Prufrock's Page

Friday, April 21, 2006

No-one's Reading This

According to a survey by the British Market Research Bureau, more people than ever before know about blogs. But that doesn't mean they're reading them:

"Awareness of blogs dramatically increased in the three months to the end of February, with the proportion of internet users in Britain who have never heard of a blog, or blogging, falling from 45% in the previous quarter three to 30%, according to the BMRB survey.

"But despite this ...only 10% - around 2.8 million people - of internet users view a weblog once a month or more."

Thursday, April 20, 2006

Kaufman Replaces Hemingway

Forget the Great American Novel, we all want to write the Great American Screenplay instead.

Still Provoked by Rushdie

Officials of the Nova Southeastern University thought it would be a good idea to invite Salman Rushdie to speak at this year's graduation ceremony: they praised him as an example of "higher education's central role in the open, uncensored examination of social, cultural and religious issues", and Don Rosenblum, dean of NSU's undergraduate school, said: "Most importantly, he's an outspoken advocate of freedom of expression, which is a critical core value of the university".

Not everyone agreed, however, according to this report. "I was looking forward to my graduation, of course," said Farheen Parvez, a student leader and officer in the International Muslim Association at NSU. "Then when I found out that Salman Rushdie would be the speaker, I was appalled." She and her family plan to boycott the ceremony.

More ominously -- and stupidly -- student Randy Rodriguez-Torres wrote in an editorial published in this week's Nova student newspaper: "Who is to say there is not someone willing to try and kill him while inflicting harm to everyone else at the ceremony?"

A group of students plans to meet officials to make them reconsider, though there are more reasonable voices. While disagreeing with the choice of Rushdie, NSU student Sadia Dandia said she planned to attend the commencement. "I don't think a speaker should prevent anyone from going to their graduation ceremony. It's not something you can get back."

Just Give The Man A Nobel, Already

In the New Statesman, A.S. Byatt praises Philip Roth's new novella:

"Roth's Everyman is a brief and uncompromising account of one man's death. He is nameless, though his family, wives, children and lovers are named. The book opens with his funeral, and ends with the moment of his death on the operating table...Roth's writing looks uncompromisingly straightforward but is subtle and clever....Roth works with things, not with symbols or metaphors, but he chooses them craftily. ...A human story for our times."

In the past, Roth has cleverly reworked the seminal moments of his life into his fiction, be they the attacks by the American-Jewish establishment, or his failed relationship with Margaret Martinson. In the evening of his life, it looks like he's done the same, choosing as his subject the human body and its waning with age. His new book sounds grim and autumnal; one can't wait to get one's hands on it.
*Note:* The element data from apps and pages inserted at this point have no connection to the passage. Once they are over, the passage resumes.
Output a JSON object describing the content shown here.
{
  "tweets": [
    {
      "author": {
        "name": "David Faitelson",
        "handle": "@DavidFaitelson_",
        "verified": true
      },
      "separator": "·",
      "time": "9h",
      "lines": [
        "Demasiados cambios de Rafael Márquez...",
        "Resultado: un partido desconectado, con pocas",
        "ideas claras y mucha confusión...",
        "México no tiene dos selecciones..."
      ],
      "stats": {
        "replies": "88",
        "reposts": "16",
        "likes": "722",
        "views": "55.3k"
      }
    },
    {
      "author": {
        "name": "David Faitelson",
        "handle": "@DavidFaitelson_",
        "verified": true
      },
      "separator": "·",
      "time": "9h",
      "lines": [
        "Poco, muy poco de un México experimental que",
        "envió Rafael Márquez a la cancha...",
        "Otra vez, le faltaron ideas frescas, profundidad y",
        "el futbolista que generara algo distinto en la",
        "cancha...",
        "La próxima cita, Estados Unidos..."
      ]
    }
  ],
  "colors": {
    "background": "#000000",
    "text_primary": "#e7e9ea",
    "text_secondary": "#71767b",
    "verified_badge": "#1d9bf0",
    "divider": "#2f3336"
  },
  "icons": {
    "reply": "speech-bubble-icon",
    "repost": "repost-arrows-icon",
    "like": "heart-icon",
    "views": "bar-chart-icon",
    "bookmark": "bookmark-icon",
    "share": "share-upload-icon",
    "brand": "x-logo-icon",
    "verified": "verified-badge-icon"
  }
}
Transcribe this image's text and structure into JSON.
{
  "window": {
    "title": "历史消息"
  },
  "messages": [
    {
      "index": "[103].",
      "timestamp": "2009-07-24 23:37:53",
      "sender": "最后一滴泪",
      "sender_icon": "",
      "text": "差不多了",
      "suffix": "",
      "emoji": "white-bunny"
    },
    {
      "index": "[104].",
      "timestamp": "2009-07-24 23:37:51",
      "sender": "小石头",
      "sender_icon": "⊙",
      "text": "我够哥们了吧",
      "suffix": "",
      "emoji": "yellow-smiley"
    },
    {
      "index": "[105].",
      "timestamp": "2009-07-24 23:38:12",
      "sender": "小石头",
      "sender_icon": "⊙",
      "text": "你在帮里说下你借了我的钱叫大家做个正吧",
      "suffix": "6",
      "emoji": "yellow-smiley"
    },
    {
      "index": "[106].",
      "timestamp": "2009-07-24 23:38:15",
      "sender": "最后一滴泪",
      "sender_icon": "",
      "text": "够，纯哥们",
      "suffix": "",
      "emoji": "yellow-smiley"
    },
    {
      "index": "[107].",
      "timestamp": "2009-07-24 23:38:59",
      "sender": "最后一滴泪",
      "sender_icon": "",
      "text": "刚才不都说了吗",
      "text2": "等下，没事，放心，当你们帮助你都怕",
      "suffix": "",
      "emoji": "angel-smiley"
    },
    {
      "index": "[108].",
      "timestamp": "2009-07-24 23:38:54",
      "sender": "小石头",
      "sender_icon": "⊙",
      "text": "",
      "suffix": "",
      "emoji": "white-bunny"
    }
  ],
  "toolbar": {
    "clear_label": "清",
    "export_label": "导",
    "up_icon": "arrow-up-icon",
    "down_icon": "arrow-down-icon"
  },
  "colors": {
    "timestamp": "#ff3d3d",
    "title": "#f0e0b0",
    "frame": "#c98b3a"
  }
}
Wednesday, April 19, 2006

Managing The Booker

Following the principle of any-publicity-is-good publicity, Martin Goff, administrator of the Booker Prize, deftly turned it into "the most prestigious fiction prize in the English-speaking world.". Now that he's been succeeded by Ion Trewin, things "can now proceed in a more dignified, less sensational manner", says John Sutherland, last year's chairman.

A New Voice?

It's a cliche, but the aggressive, flamboyant and alternative Village Voice really did define and describe a generation. Of course, its influence has waned with time -- as have we all -- and now it looks as though there's more change in the air. They announced their merger with the New Times Group in October, followed by many staff resignations -- and now, the newsroom is awaiting a new editor-in-chief, according to this New York Times report.

Feeling Illuminated

"People seem to have two reactions to books. Either they describe what they're about or they describe how the book made them feel. I'd much rather write the kind of book that inspires someone to describe the way it made them feel. When you're talking about the book, you're not referring to an object; you're referring to an experience."

- Jonathan Safran Foer, in an interview with Powells.

Tuesday, April 18, 2006

Top Ten Poets

The Washington Post reports that the Academy of American Poets website has put up a top ten list of most popular poets -- based on traffic data resulting from a tally of hits by visitors to the site. Here's the list:

1. Langston Hughes
2. Emily Dickinson
3. Robert Frost
4. Walt Whitman
5. E.E. Cummings
6. Sylvia Plath
7. Maya Angelou
8. Dylan Thomas
9. Shel Silverstein
10. William Carlos Williams

That's A Relief

“It’s a much simpler task than people teaching creative writing believe, writing novels,” Fay Weldon tells students at the University of Connecticut.